→ **PROBLEM DETAILS**: Take the data that follows and return it exactly.

Page and application data records
Segment Open

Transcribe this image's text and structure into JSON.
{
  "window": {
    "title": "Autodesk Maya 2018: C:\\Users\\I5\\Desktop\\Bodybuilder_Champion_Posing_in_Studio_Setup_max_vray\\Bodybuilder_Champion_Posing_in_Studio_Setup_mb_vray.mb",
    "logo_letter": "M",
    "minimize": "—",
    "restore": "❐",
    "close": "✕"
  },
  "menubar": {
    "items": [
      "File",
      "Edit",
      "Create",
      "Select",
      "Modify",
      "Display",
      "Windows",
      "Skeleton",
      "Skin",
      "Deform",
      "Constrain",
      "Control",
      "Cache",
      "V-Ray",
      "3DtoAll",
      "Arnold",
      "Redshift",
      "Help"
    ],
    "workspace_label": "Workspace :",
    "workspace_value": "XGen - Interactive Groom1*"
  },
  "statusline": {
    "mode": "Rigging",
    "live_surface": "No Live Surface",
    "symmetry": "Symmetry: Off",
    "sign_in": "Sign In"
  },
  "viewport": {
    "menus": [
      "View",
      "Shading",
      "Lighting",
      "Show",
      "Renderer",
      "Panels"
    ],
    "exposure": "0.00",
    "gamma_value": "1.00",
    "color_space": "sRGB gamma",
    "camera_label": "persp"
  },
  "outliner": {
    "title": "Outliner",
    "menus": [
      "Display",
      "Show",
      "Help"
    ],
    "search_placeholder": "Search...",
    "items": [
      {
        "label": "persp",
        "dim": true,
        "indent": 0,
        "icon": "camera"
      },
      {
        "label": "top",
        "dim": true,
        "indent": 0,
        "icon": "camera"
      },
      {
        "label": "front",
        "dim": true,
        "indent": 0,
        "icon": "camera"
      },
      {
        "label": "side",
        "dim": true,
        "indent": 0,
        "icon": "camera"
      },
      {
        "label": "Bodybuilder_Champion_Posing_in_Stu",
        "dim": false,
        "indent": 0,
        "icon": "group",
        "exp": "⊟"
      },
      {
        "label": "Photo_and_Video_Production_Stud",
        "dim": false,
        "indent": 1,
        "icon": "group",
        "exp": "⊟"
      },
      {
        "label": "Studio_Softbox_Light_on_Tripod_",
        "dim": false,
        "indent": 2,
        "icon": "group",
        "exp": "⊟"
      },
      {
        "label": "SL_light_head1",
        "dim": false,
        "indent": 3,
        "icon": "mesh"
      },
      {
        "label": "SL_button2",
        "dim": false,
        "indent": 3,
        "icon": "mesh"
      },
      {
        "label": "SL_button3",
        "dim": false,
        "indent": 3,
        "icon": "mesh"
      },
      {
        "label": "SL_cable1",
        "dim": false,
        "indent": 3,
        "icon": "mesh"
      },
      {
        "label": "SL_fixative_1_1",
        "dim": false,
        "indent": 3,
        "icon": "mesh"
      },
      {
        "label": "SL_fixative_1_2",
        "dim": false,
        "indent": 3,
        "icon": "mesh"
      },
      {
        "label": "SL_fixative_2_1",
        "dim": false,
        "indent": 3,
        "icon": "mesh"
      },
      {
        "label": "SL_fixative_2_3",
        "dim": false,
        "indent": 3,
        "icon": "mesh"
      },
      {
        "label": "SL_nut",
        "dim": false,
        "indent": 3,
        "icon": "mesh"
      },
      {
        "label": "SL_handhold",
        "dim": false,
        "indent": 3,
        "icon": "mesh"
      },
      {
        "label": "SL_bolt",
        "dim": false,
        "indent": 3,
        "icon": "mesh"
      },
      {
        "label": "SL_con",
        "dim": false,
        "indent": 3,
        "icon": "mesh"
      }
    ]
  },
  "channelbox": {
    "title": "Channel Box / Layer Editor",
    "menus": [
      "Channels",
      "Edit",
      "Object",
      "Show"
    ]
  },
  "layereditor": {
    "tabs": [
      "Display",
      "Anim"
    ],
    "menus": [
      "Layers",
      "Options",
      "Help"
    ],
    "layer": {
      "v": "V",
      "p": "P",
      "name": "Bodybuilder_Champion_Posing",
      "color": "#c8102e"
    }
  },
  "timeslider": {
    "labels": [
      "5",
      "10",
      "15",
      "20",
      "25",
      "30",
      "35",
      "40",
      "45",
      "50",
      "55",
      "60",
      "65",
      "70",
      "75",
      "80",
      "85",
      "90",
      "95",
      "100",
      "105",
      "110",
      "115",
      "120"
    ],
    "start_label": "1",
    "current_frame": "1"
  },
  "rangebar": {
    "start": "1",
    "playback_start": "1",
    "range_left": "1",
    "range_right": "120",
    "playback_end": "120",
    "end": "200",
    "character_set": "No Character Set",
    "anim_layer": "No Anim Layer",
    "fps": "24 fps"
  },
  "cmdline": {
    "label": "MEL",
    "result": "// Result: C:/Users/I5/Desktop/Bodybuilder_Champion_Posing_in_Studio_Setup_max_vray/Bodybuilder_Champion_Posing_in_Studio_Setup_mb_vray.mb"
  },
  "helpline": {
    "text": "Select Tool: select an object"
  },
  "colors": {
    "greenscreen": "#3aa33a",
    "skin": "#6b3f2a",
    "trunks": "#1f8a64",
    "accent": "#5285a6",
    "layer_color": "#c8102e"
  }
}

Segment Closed

→ **EXERCISE ANSWER**:
Transcribe this image's text and structure into JSON.
{
  "window": {
    "title": "Autodesk Maya 2018: C:\\Users\\I5\\Desktop\\Bodybuilder_Champion_Posing_in_Studio_Setup_max_vray\\Bodybuilder_Champion_Posing_in_Studio_Setup_mb_vray.mb",
    "logo_letter": "M",
    "minimize": "—",
    "restore": "❐",
    "close": "✕"
  },
  "menubar": {
    "items": [
      "File",
      "Edit",
      "Create",
      "Select",
      "Modify",
      "Display",
      "Windows",
      "Skeleton",
      "Skin",
      "Deform",
      "Constrain",
      "Control",
      "Cache",
      "V-Ray",
      "3DtoAll",
      "Arnold",
      "Redshift",
      "Help"
    ],
    "workspace_label": "Workspace :",
    "workspace_value": "XGen - Interactive Groom1*"
  },
  "statusline": {
    "mode": "Rigging",
    "live_surface": "No Live Surface",
    "symmetry": "Symmetry: Off",
    "sign_in": "Sign In"
  },
  "viewport": {
    "menus": [
      "View",
      "Shading",
      "Lighting",
      "Show",
      "Renderer",
      "Panels"
    ],
    "exposure": "0.00",
    "gamma_value": "1.00",
    "color_space": "sRGB gamma",
    "camera_label": "persp"
  },
  "outliner": {
    "title": "Outliner",
    "menus": [
      "Display",
      "Show",
      "Help"
    ],
    "search_placeholder": "Search...",
    "items": [
      {
        "label": "persp",
        "dim": true,
        "indent": 0,
        "icon": "camera"
      },
      {
        "label": "top",
        "dim": true,
        "indent": 0,
        "icon": "camera"
      },
      {
        "label": "front",
        "dim": true,
        "indent": 0,
        "icon": "camera"
      },
      {
        "label": "side",
        "dim": true,
        "indent": 0,
        "icon": "camera"
      },
      {
        "label": "Bodybuilder_Champion_Posing_in_Stu",
        "dim": false,
        "indent": 0,
        "icon": "group",
        "exp": "⊟"
      },
      {
        "label": "Photo_and_Video_Production_Stud",
        "dim": false,
        "indent": 1,
        "icon": "group",
        "exp": "⊟"
      },
      {
        "label": "Studio_Softbox_Light_on_Tripod_",
        "dim": false,
        "indent": 2,
        "icon": "group",
        "exp": "⊟"
      },
      {
        "label": "SL_light_head1",
        "dim": false,
        "indent": 3,
        "icon": "mesh"
      },
      {
        "label": "SL_button2",
        "dim": false,
        "indent": 3,
        "icon": "mesh"
      },
      {
        "label": "SL_button3",
        "dim": false,
        "indent": 3,
        "icon": "mesh"
      },
      {
        "label": "SL_cable1",
        "dim": false,
        "indent": 3,
        "icon": "mesh"
      },
      {
        "label": "SL_fixative_1_1",
        "dim": false,
        "indent": 3,
        "icon": "mesh"
      },
      {
        "label": "SL_fixative_1_2",
        "dim": false,
        "indent": 3,
        "icon": "mesh"
      },
      {
        "label": "SL_fixative_2_1",
        "dim": false,
        "indent": 3,
        "icon": "mesh"
      },
      {
        "label": "SL_fixative_2_3",
        "dim": false,
        "indent": 3,
        "icon": "mesh"
      },
      {
        "label": "SL_nut",
        "dim": false,
        "indent": 3,
        "icon": "mesh"
      },
      {
        "label": "SL_handhold",
        "dim": false,
        "indent": 3,
        "icon": "mesh"
      },
      {
        "label": "SL_bolt",
        "dim": false,
        "indent": 3,
        "icon": "mesh"
      },
      {
        "label": "SL_con",
        "dim": false,
        "indent": 3,
        "icon": "mesh"
      }
    ]
  },
  "channelbox": {
    "title": "Channel Box / Layer Editor",
    "menus": [
      "Channels",
      "Edit",
      "Object",
      "Show"
    ]
  },
  "layereditor": {
    "tabs": [
      "Display",
      "Anim"
    ],
    "menus": [
      "Layers",
      "Options",
      "Help"
    ],
    "layer": {
      "v": "V",
      "p": "P",
      "name": "Bodybuilder_Champion_Posing",
      "color": "#c8102e"
    }
  },
  "timeslider": {
    "labels": [
      "5",
      "10",
      "15",
      "20",
      "25",
      "30",
      "35",
      "40",
      "45",
      "50",
      "55",
      "60",
      "65",
      "70",
      "75",
      "80",
      "85",
      "90",
      "95",
      "100",
      "105",
      "110",
      "115",
      "120"
    ],
    "start_label": "1",
    "current_frame": "1"
  },
  "rangebar": {
    "start": "1",
    "playback_start": "1",
    "range_left": "1",
    "range_right": "120",
    "playback_end": "120",
    "end": "200",
    "character_set": "No Character Set",
    "anim_layer": "No Anim Layer",
    "fps": "24 fps"
  },
  "cmdline": {
    "label": "MEL",
    "result": "// Result: C:/Users/I5/Desktop/Bodybuilder_Champion_Posing_in_Studio_Setup_max_vray/Bodybuilder_Champion_Posing_in_Studio_Setup_mb_vray.mb"
  },
  "helpline": {
    "text": "Select Tool: select an object"
  },
  "colors": {
    "greenscreen": "#3aa33a",
    "skin": "#6b3f2a",
    "trunks": "#1f8a64",
    "accent": "#5285a6",
    "layer_color": "#c8102e"
  }
}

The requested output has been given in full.